-- Supplied material follows --
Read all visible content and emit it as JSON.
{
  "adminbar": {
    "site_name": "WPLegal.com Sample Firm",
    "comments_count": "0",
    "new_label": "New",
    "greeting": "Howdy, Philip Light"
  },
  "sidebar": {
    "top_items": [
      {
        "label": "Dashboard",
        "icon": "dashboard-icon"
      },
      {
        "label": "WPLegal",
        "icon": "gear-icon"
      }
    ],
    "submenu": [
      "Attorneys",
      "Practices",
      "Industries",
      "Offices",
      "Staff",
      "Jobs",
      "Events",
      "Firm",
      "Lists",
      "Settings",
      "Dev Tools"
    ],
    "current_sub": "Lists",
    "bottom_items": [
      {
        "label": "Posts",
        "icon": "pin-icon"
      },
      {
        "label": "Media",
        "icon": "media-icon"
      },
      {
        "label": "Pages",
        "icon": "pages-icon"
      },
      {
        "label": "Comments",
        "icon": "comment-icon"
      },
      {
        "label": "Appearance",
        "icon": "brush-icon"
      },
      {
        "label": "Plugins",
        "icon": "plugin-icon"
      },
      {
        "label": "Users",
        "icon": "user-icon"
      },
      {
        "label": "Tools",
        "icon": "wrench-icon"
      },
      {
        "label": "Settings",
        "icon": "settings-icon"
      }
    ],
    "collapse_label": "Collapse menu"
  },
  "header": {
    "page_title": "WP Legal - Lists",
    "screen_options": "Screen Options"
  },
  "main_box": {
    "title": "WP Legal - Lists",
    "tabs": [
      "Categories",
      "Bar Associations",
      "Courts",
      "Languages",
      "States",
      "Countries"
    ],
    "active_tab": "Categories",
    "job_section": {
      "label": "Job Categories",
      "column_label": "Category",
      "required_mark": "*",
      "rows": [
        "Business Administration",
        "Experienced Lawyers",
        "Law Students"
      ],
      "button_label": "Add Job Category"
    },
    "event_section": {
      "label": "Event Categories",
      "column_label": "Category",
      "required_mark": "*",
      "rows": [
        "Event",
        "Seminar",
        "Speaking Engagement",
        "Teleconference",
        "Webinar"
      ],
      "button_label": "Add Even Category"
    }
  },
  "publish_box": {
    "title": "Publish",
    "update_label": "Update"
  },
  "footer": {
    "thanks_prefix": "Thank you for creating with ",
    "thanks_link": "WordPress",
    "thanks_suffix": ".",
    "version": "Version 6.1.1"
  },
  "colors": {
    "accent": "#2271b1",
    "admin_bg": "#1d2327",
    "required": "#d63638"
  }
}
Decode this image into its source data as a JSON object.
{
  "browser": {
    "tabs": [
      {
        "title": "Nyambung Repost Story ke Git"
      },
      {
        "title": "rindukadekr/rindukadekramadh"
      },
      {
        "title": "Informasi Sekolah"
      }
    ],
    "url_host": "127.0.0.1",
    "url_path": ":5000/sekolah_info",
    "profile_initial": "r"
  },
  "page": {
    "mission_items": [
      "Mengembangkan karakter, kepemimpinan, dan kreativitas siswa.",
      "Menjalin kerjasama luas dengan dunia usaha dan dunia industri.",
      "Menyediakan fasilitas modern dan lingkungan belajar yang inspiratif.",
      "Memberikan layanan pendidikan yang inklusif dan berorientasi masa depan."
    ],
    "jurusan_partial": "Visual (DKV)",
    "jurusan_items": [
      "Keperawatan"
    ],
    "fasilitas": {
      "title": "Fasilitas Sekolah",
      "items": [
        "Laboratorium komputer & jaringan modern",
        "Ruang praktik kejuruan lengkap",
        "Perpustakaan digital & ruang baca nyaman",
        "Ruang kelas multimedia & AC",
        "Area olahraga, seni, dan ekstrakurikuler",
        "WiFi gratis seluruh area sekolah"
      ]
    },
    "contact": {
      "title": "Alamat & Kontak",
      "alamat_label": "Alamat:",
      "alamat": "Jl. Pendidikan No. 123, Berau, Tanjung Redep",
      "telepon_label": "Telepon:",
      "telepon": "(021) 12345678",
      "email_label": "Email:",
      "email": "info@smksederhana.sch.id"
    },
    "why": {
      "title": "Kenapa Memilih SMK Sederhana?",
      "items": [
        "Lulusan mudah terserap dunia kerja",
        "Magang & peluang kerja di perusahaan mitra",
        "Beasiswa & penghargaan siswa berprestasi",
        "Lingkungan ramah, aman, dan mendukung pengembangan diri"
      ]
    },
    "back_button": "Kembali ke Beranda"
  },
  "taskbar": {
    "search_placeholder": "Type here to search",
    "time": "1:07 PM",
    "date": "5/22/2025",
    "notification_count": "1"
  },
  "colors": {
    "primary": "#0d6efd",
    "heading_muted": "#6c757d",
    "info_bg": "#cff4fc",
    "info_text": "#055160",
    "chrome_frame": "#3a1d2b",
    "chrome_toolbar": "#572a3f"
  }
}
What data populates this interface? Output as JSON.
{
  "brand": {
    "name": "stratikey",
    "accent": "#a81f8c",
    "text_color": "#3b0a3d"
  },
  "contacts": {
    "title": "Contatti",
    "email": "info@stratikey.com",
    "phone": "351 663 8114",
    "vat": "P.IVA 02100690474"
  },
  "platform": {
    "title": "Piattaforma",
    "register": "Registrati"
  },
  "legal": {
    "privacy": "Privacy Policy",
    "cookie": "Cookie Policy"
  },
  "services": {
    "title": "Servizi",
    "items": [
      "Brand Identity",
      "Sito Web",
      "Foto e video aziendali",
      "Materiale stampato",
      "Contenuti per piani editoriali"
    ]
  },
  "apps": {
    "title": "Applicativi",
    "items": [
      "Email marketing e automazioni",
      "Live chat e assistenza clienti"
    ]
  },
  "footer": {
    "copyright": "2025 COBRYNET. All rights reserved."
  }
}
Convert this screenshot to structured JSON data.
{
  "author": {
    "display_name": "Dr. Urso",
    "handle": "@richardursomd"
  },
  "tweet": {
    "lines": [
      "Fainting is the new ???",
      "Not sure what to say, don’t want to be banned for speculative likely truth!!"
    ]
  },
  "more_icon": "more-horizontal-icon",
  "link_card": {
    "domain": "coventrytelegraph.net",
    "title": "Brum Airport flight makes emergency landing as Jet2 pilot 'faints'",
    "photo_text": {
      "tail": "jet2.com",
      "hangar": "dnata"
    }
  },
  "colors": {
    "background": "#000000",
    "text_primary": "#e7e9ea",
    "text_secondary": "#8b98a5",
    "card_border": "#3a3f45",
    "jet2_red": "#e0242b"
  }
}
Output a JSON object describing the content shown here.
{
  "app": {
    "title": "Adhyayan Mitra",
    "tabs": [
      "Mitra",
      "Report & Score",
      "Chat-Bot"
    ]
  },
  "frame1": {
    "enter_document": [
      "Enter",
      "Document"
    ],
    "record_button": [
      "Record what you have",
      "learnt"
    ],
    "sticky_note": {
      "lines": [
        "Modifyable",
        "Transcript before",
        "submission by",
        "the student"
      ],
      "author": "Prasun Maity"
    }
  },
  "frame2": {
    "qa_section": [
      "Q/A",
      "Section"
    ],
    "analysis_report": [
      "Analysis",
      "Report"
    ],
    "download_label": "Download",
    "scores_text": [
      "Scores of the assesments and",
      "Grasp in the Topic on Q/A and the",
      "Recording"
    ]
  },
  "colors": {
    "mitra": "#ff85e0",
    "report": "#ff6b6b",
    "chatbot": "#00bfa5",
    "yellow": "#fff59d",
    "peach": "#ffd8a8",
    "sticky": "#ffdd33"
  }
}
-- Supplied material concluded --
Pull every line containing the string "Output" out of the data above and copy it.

What data populates this interface? Output as JSON.
Output a JSON object describing the content shown here.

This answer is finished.